### Exercise:
Below are the records; collect from them each line containing the string "this".

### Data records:

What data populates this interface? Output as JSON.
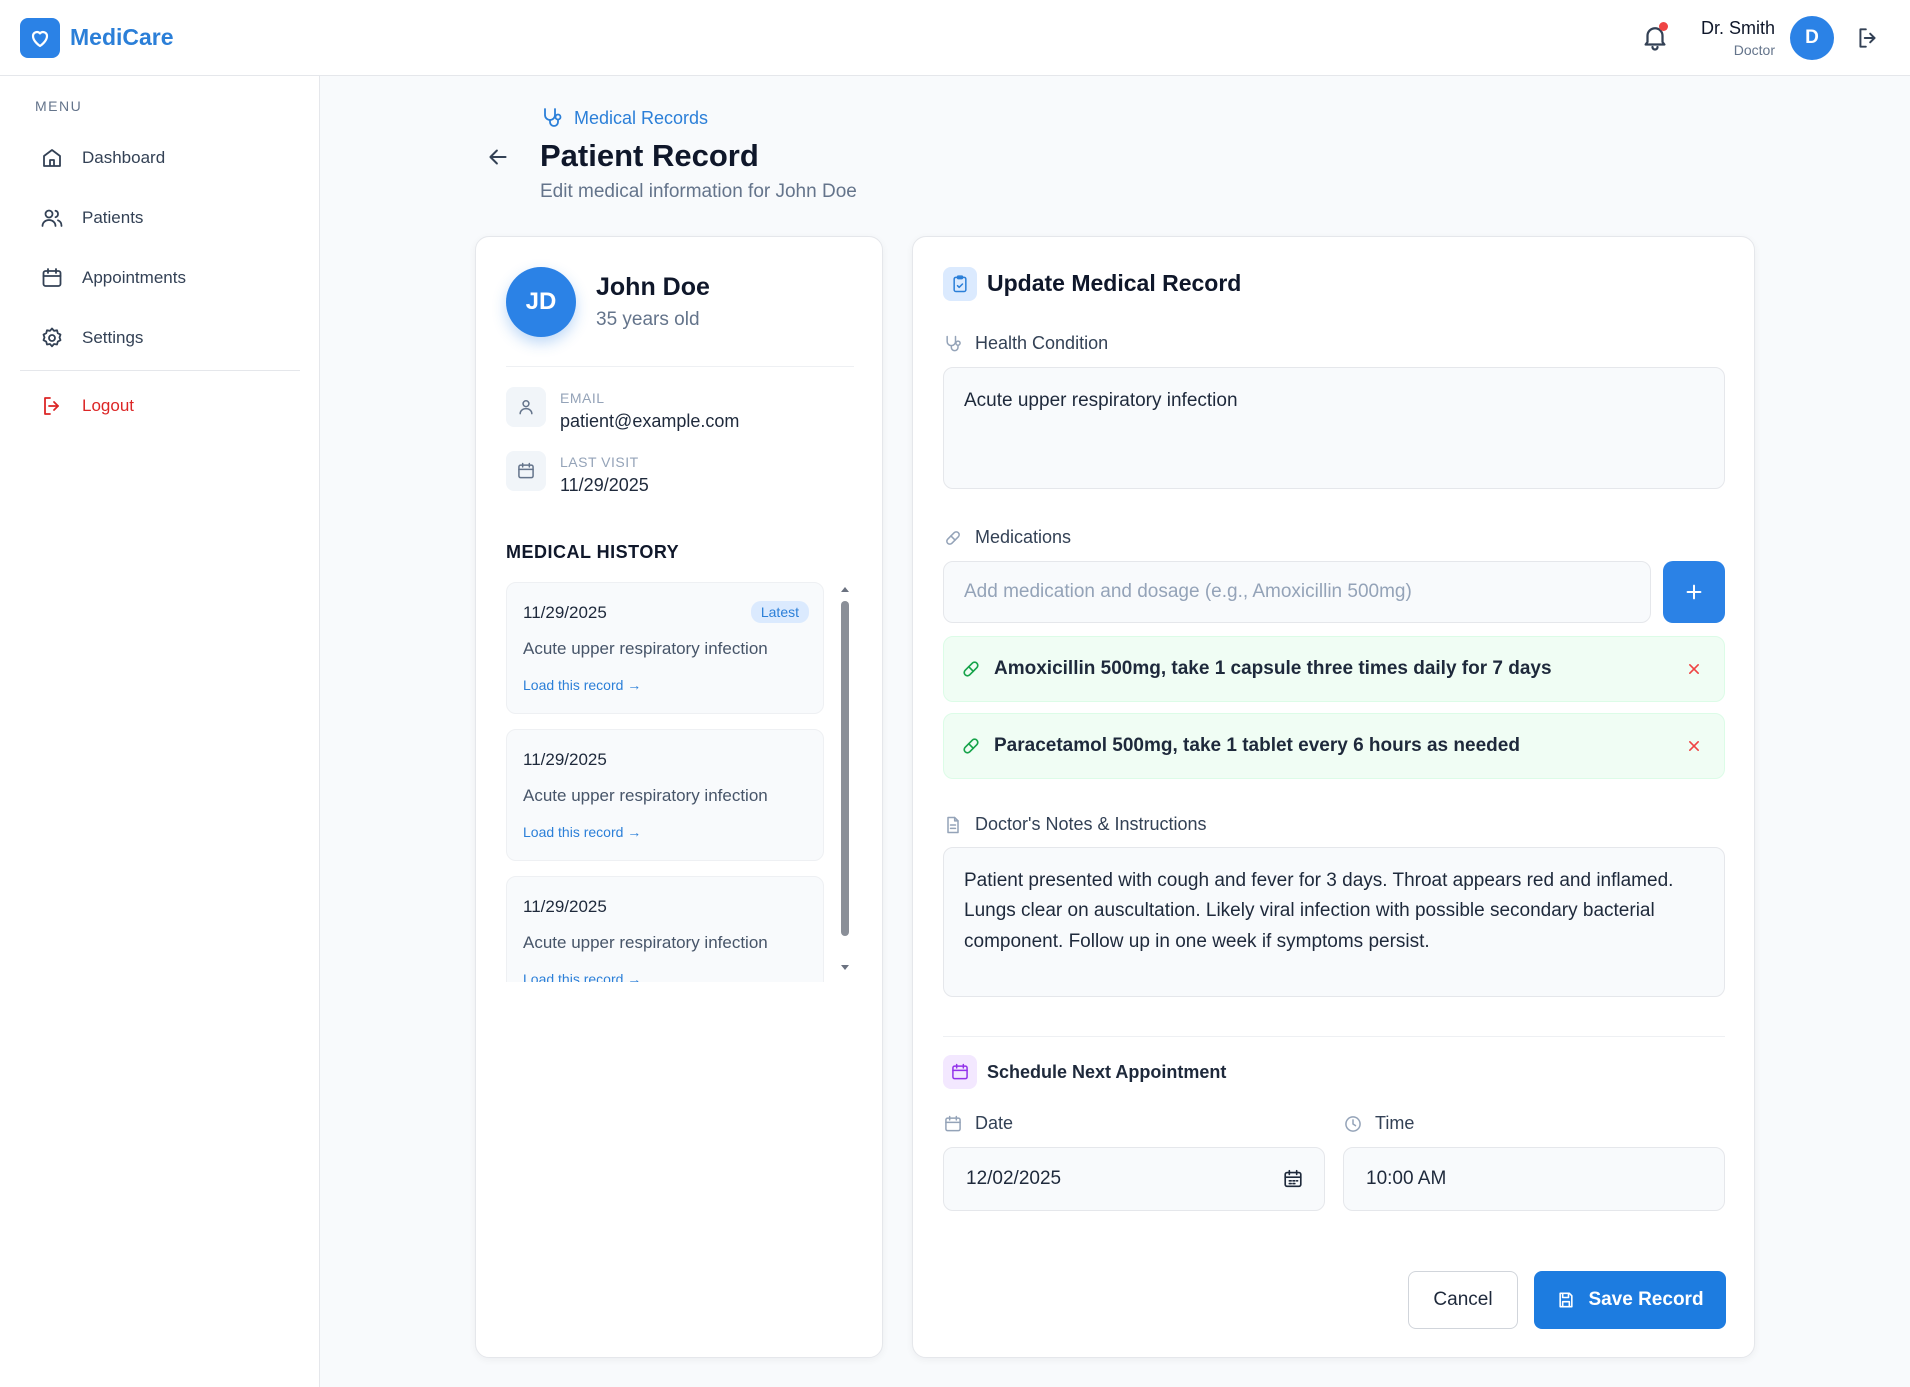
{
  "app": {
    "name": "MediCare"
  },
  "user": {
    "name": "Dr. Smith",
    "role": "Doctor",
    "initial": "D"
  },
  "sidebar": {
    "menu_label": "MENU",
    "items": [
      {
        "label": "Dashboard",
        "icon": "home-icon"
      },
      {
        "label": "Patients",
        "icon": "users-icon"
      },
      {
        "label": "Appointments",
        "icon": "calendar-icon"
      },
      {
        "label": "Settings",
        "icon": "gear-icon"
      }
    ],
    "logout_label": "Logout"
  },
  "header": {
    "breadcrumb": "Medical Records",
    "title": "Patient Record",
    "subtitle": "Edit medical information for John Doe"
  },
  "patient": {
    "initials": "JD",
    "name": "John Doe",
    "age": "35 years old",
    "email_label": "EMAIL",
    "email": "patient@example.com",
    "last_visit_label": "LAST VISIT",
    "last_visit": "11/29/2025"
  },
  "history": {
    "title": "MEDICAL HISTORY",
    "items": [
      {
        "date": "11/29/2025",
        "condition": "Acute upper respiratory infection",
        "link": "Load this record →",
        "badge": "Latest"
      },
      {
        "date": "11/29/2025",
        "condition": "Acute upper respiratory infection",
        "link": "Load this record →"
      },
      {
        "date": "11/29/2025",
        "condition": "Acute upper respiratory infection",
        "link": "Load this record →"
      }
    ]
  },
  "form": {
    "title": "Update Medical Record",
    "health_label": "Health Condition",
    "health_value": "Acute upper respiratory infection",
    "medications_label": "Medications",
    "medication_placeholder": "Add medication and dosage (e.g., Amoxicillin 500mg)",
    "medications": [
      "Amoxicillin 500mg, take 1 capsule three times daily for 7 days",
      "Paracetamol 500mg, take 1 tablet every 6 hours as needed"
    ],
    "notes_label": "Doctor's Notes & Instructions",
    "notes_value": "Patient presented with cough and fever for 3 days. Throat appears red and inflamed. Lungs clear on auscultation. Likely viral infection with possible secondary bacterial component. Follow up in one week if symptoms persist.",
    "schedule_title": "Schedule Next Appointment",
    "date_label": "Date",
    "date_value": "12/02/2025",
    "time_label": "Time",
    "time_value": "10:00 AM",
    "cancel_label": "Cancel",
    "save_label": "Save Record"
  },
  "colors": {
    "primary": "#2b82e6",
    "danger": "#dc2626",
    "success_bg": "#f0fdf4"
  }
}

### Reply to the task:
What data populates this interface? Output as JSON.
        "link": "Load this record →",
        "link": "Load this record →"
        "link": "Load this record →"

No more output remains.